# [Records for this task]
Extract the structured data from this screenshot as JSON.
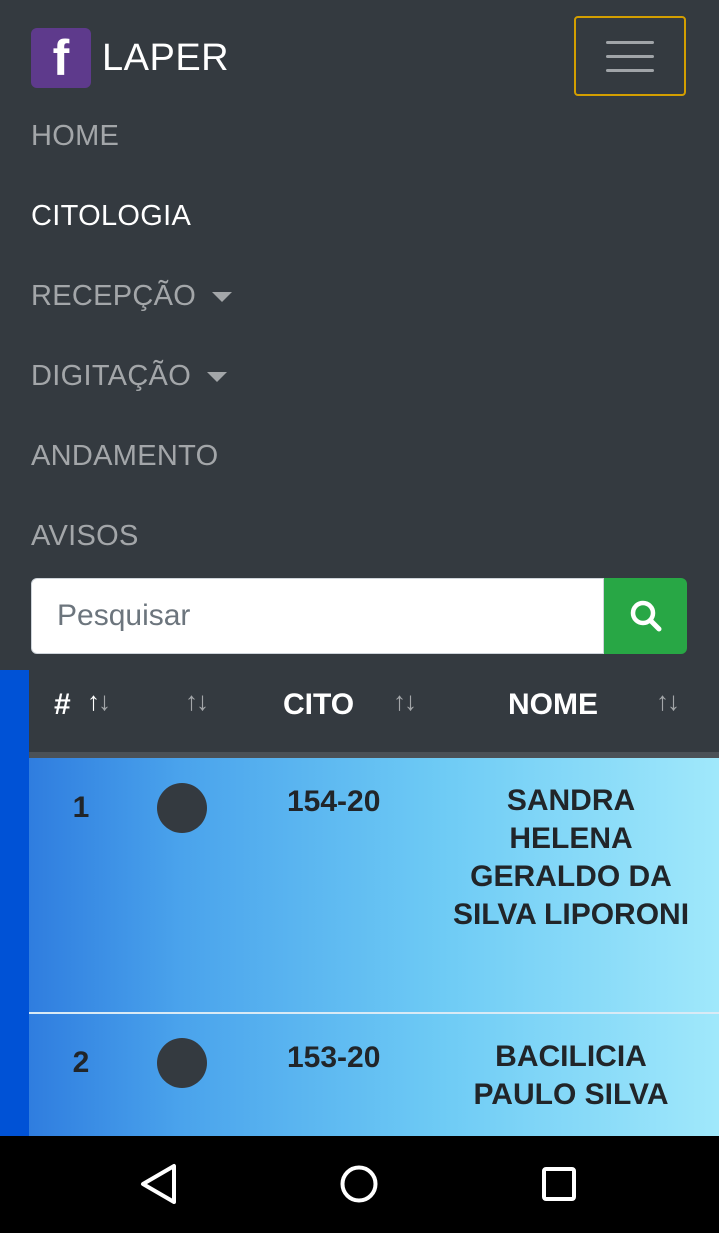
{
  "brand": {
    "logo_letter": "f",
    "name": "LAPER",
    "logo_color": "#5e3a8c"
  },
  "nav": {
    "items": [
      {
        "label": "HOME",
        "active": false,
        "dropdown": false
      },
      {
        "label": "CITOLOGIA",
        "active": true,
        "dropdown": false
      },
      {
        "label": "RECEPÇÃO",
        "active": false,
        "dropdown": true
      },
      {
        "label": "DIGITAÇÃO",
        "active": false,
        "dropdown": true
      },
      {
        "label": "ANDAMENTO",
        "active": false,
        "dropdown": false
      },
      {
        "label": "AVISOS",
        "active": false,
        "dropdown": false
      }
    ]
  },
  "search": {
    "placeholder": "Pesquisar",
    "value": "",
    "icon": "search-icon",
    "button_color": "#28a745"
  },
  "table": {
    "headers": [
      "#",
      "",
      "CITO",
      "NOME"
    ],
    "rows": [
      {
        "num": "1",
        "cito": "154-20",
        "nome": "SANDRA HELENA GERALDO DA SILVA LIPORONI"
      },
      {
        "num": "2",
        "cito": "153-20",
        "nome": "BACILICIA PAULO SILVA"
      }
    ]
  },
  "colors": {
    "navbar": "#343a40",
    "accent_border": "#d39e00"
  },
  "system_nav": {
    "back": "back-icon",
    "home": "home-icon",
    "recents": "recents-icon"
  }
}
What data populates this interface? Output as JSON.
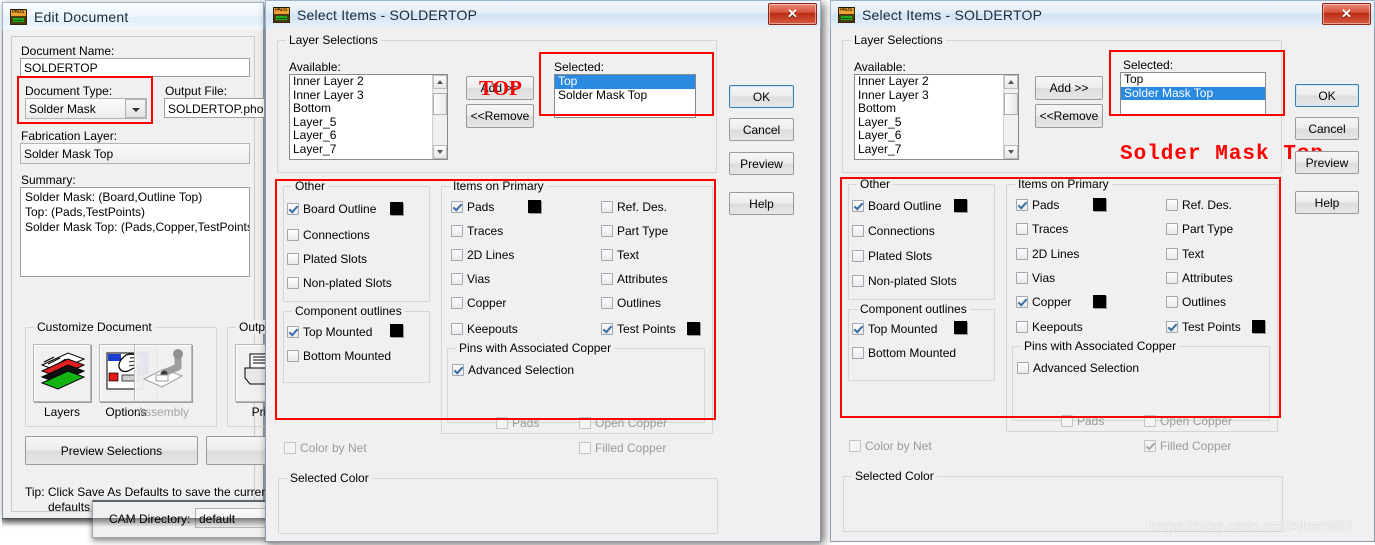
{
  "background": {
    "watermark": "https://blog.csdn.net/Albert992",
    "ghost_line1": "Select Items - SOLDERTOP",
    "ghost_line2": "Document Name"
  },
  "edit_document": {
    "title": "Edit Document",
    "icon": "pads-icon",
    "document_name_label": "Document Name:",
    "document_name_value": "SOLDERTOP",
    "document_type_label": "Document Type:",
    "document_type_value": "Solder Mask",
    "output_file_label": "Output File:",
    "output_file_value": "SOLDERTOP.pho",
    "fabrication_layer_label": "Fabrication Layer:",
    "fabrication_layer_value": "Solder Mask Top",
    "summary_label": "Summary:",
    "summary_lines": [
      "Solder Mask: (Board,Outline Top)",
      "Top: (Pads,TestPoints)",
      "Solder Mask Top: (Pads,Copper,TestPoints)"
    ],
    "customize_group": "Customize Document",
    "output_device_group": "Output Dev",
    "customize_buttons": [
      {
        "label": "Layers",
        "icon": "layers-icon",
        "enabled": true
      },
      {
        "label": "Options",
        "icon": "options-hand-icon",
        "enabled": true
      },
      {
        "label": "Assembly",
        "icon": "assembly-robot-icon",
        "enabled": false
      }
    ],
    "output_buttons": [
      {
        "label": "Print",
        "icon": "printer-icon",
        "enabled": true
      }
    ],
    "preview_selections_button": "Preview Selections",
    "tip_line1": "Tip: Click Save As Defaults to save the current sett",
    "tip_line2": "defaults for this CAM document type and outpu",
    "cam_directory_label": "CAM Directory:",
    "cam_directory_value": "default"
  },
  "dialog_common": {
    "title": "Select Items - SOLDERTOP",
    "close_label": "✕",
    "layer_group": "Layer Selections",
    "available_label": "Available:",
    "selected_label": "Selected:",
    "available_items": [
      "Inner Layer 2",
      "Inner Layer 3",
      "Bottom",
      "Layer_5",
      "Layer_6",
      "Layer_7"
    ],
    "add_button": "Add >>",
    "remove_button": "<<Remove",
    "ok_button": "OK",
    "cancel_button": "Cancel",
    "preview_button": "Preview",
    "help_button": "Help",
    "other_group": "Other",
    "component_outlines_group": "Component outlines",
    "items_on_primary_group": "Items on Primary",
    "pins_copper_group": "Pins with Associated Copper",
    "color_by_net_label": "Color by Net",
    "selected_color_group": "Selected Color"
  },
  "dialog_middle": {
    "annotation": "TOP",
    "selected_items": [
      {
        "label": "Top",
        "selected": true
      },
      {
        "label": "Solder Mask Top",
        "selected": false
      }
    ],
    "other_checks": [
      {
        "label": "Board Outline",
        "checked": true,
        "swatch": "#000000"
      },
      {
        "label": "Connections",
        "checked": false,
        "swatch": null
      },
      {
        "label": "Plated Slots",
        "checked": false,
        "swatch": null
      },
      {
        "label": "Non-plated Slots",
        "checked": false,
        "swatch": null
      }
    ],
    "component_outlines": [
      {
        "label": "Top Mounted",
        "checked": true,
        "swatch": "#000000"
      },
      {
        "label": "Bottom Mounted",
        "checked": false,
        "swatch": null
      }
    ],
    "primary_left": [
      {
        "label": "Pads",
        "checked": true,
        "swatch": "#000000"
      },
      {
        "label": "Traces",
        "checked": false,
        "swatch": null
      },
      {
        "label": "2D Lines",
        "checked": false,
        "swatch": null
      },
      {
        "label": "Vias",
        "checked": false,
        "swatch": null
      },
      {
        "label": "Copper",
        "checked": false,
        "swatch": null
      },
      {
        "label": "Keepouts",
        "checked": false,
        "swatch": null
      }
    ],
    "primary_right": [
      {
        "label": "Ref. Des.",
        "checked": false,
        "swatch": null
      },
      {
        "label": "Part Type",
        "checked": false,
        "swatch": null
      },
      {
        "label": "Text",
        "checked": false,
        "swatch": null
      },
      {
        "label": "Attributes",
        "checked": false,
        "swatch": null
      },
      {
        "label": "Outlines",
        "checked": false,
        "swatch": null
      },
      {
        "label": "Test Points",
        "checked": true,
        "swatch": "#000000"
      }
    ],
    "advanced_selection": {
      "label": "Advanced Selection",
      "checked": true,
      "disabled": false
    },
    "pins_sub": [
      {
        "label": "Pads",
        "checked": false,
        "disabled": true
      },
      {
        "label": "Open Copper",
        "checked": false,
        "disabled": true
      },
      {
        "label": "Filled Copper",
        "checked": false,
        "disabled": true
      }
    ],
    "color_by_net": {
      "checked": false,
      "disabled": true
    }
  },
  "dialog_right": {
    "annotation": "Solder Mask Top",
    "selected_items": [
      {
        "label": "Top",
        "selected": false
      },
      {
        "label": "Solder Mask Top",
        "selected": true
      }
    ],
    "other_checks": [
      {
        "label": "Board Outline",
        "checked": true,
        "swatch": "#000000"
      },
      {
        "label": "Connections",
        "checked": false,
        "swatch": null
      },
      {
        "label": "Plated Slots",
        "checked": false,
        "swatch": null
      },
      {
        "label": "Non-plated Slots",
        "checked": false,
        "swatch": null
      }
    ],
    "component_outlines": [
      {
        "label": "Top Mounted",
        "checked": true,
        "swatch": "#000000"
      },
      {
        "label": "Bottom Mounted",
        "checked": false,
        "swatch": null
      }
    ],
    "primary_left": [
      {
        "label": "Pads",
        "checked": true,
        "swatch": "#000000"
      },
      {
        "label": "Traces",
        "checked": false,
        "swatch": null
      },
      {
        "label": "2D Lines",
        "checked": false,
        "swatch": null
      },
      {
        "label": "Vias",
        "checked": false,
        "swatch": null
      },
      {
        "label": "Copper",
        "checked": true,
        "swatch": "#000000"
      },
      {
        "label": "Keepouts",
        "checked": false,
        "swatch": null
      }
    ],
    "primary_right": [
      {
        "label": "Ref. Des.",
        "checked": false,
        "swatch": null
      },
      {
        "label": "Part Type",
        "checked": false,
        "swatch": null
      },
      {
        "label": "Text",
        "checked": false,
        "swatch": null
      },
      {
        "label": "Attributes",
        "checked": false,
        "swatch": null
      },
      {
        "label": "Outlines",
        "checked": false,
        "swatch": null
      },
      {
        "label": "Test Points",
        "checked": true,
        "swatch": "#000000"
      }
    ],
    "advanced_selection": {
      "label": "Advanced Selection",
      "checked": false,
      "disabled": false
    },
    "pins_sub": [
      {
        "label": "Pads",
        "checked": false,
        "disabled": true
      },
      {
        "label": "Open Copper",
        "checked": false,
        "disabled": true
      },
      {
        "label": "Filled Copper",
        "checked": true,
        "disabled": true
      }
    ],
    "color_by_net": {
      "checked": false,
      "disabled": true
    }
  }
}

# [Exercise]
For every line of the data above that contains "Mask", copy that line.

# [Result of this exercise]
    "document_type_value": "Solder Mask",
    "fabrication_layer_value": "Solder Mask Top",
      "Solder Mask: (Board,Outline Top)",
      "Solder Mask Top: (Pads,Copper,TestPoints)"
        "label": "Solder Mask Top",
    "annotation": "Solder Mask Top",
        "label": "Solder Mask Top",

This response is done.